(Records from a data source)
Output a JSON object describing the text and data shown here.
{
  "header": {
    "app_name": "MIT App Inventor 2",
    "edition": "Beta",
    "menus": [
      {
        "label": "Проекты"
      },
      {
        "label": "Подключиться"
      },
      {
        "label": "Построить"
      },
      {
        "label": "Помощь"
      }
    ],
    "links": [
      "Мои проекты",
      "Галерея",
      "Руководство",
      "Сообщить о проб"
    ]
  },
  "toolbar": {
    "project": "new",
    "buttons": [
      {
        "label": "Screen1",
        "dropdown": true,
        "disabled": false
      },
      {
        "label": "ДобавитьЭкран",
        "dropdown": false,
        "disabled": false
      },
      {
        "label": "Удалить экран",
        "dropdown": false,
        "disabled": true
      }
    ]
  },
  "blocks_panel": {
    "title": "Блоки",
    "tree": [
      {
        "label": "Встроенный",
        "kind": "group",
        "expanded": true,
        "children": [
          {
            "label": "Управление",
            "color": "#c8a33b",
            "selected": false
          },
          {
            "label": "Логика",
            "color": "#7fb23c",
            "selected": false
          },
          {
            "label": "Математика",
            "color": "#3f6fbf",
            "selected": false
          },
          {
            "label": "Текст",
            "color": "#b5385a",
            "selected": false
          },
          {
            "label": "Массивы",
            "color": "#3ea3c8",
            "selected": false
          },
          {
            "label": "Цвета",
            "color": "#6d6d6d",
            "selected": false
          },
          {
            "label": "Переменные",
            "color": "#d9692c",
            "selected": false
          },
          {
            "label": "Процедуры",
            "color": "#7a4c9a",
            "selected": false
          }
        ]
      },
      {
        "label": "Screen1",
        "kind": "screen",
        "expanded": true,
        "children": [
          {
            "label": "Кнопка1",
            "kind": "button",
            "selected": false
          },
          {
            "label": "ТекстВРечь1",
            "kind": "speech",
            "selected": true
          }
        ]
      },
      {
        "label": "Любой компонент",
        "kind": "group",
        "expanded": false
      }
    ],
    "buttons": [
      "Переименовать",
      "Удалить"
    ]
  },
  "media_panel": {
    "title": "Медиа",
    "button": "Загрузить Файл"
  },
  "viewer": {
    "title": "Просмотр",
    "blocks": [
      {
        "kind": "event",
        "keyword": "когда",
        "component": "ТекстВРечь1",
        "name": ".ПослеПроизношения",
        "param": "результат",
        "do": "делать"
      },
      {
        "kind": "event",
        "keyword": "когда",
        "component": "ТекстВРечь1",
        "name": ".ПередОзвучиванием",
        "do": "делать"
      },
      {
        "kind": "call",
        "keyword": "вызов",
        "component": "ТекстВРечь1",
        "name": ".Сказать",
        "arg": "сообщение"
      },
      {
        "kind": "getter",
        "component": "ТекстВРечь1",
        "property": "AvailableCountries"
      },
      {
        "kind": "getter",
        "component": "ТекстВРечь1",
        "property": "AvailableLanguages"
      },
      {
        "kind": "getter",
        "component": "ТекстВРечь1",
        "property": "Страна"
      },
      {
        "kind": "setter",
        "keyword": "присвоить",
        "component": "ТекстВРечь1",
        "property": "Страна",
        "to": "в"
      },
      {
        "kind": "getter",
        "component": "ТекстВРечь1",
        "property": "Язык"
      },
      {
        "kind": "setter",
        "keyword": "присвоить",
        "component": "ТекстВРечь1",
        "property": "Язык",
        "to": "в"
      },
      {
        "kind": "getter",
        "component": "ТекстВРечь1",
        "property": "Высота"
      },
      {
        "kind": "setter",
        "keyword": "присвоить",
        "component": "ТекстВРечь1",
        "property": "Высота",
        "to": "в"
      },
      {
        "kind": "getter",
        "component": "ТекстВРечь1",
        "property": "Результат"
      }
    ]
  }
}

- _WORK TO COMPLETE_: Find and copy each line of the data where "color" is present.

- _ANSWER TO THE EXERCISE_:
            "color": "#c8a33b",
            "color": "#7fb23c",
            "color": "#3f6fbf",
            "color": "#b5385a",
            "color": "#3ea3c8",
            "color": "#6d6d6d",
            "color": "#d9692c",
            "color": "#7a4c9a",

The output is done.